Even if you accept Wells' accounting shenanigans, multiply 48 cents per share time four to arrive at $2 in annual EPS. With the stock currently trading $34 per share, that implies a PE ratio of 17. With the *leveraged* bank model exploding, banks, particularly large ones ought, IMO, to be trading closer to 10 multiples (on earnings).

Now if you don't accept their accounting and/or have a very bearish outlook on the economy, consider the *revised* 24 cents figure. Multiplied by four gives $1 in annual EPS; and a 10 multiple would push it down towards, duh, $10 a share.

John Maudlin wrote the other day that today's markets have *new rules*; he advised to "throw out" all your old metrics. That's some sagacious advice - particularly concerning Wells Fargo which obviously has the *in* with Big Government and its agents. This $25 billion they just got, with few strings attached, and structured to limit share dilution is rather huge. I still don't know what to make of it - except that it raises the point ($24?) where I'd start to cover my short position.



And, of course, Wells Fargo is hardly the only bank out there fudging their numbers via low loan loss reserves. Today, from Briefing.com,

Friedman Billings discusses current results on banks; notes credit and asset quality on investors minds:

Friedman Billings says 50 banks out of 287 total banks and thrifts with assets greater than $1 bln have reported earning. For 3Q08, investors still really have one thing on their minds: asset quality.
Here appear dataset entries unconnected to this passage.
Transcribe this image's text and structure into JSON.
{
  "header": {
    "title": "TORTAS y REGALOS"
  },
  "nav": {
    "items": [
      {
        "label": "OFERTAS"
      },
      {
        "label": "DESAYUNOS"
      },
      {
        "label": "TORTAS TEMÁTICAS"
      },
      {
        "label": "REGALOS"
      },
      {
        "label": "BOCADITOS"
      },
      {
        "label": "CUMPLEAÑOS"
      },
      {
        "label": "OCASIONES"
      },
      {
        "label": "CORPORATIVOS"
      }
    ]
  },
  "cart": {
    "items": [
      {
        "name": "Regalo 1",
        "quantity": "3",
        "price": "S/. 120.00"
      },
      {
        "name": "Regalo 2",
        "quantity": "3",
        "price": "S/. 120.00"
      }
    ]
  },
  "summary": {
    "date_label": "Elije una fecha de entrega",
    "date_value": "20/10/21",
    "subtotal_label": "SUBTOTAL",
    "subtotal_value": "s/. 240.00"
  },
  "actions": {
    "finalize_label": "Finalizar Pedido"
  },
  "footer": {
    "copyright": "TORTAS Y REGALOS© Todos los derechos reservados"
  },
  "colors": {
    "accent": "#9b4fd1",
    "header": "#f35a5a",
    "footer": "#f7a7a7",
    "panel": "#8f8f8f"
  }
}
NPAs rose a median 24 bps to 1.5% of loans, while charge-offs continued accelerating, up 8 bps to 0.48%. Reserves are up only slightly to 1.4% of loans, which continues to disappoint, as firm would like to see reserves building in line with NCOs, at the very least, in this uncertain environment. If this trend continues, firm would expect to see an outsized jump in reserves at some point in the coming quarters as cos build their reserves to more acceptable levels if credit losses continue to accelerate. Firm continues to believe that many cos in the industry are overvalued relative to risk, and firm's concerns surrounding the economic outlook in the Northeast are quickly rising given the financial sector upheaval in recent months. The primary positive has so far been the cost of deposits, which have declined at a higher rate than the yields on loans.

UPDATE - Looks like everyone is all over Wells Fargo today. The NYPost ran an article: The Pretenders - Analysts Say Wells Fargo Sugarcoats Balance Sheet and put up this nice graphic:

1 comment:

Peter Hollin said...

Great analysis. This is the accounting equivalent of an individual paying their car payment with their credit card for one quarter and declaring that their disposable income just went up.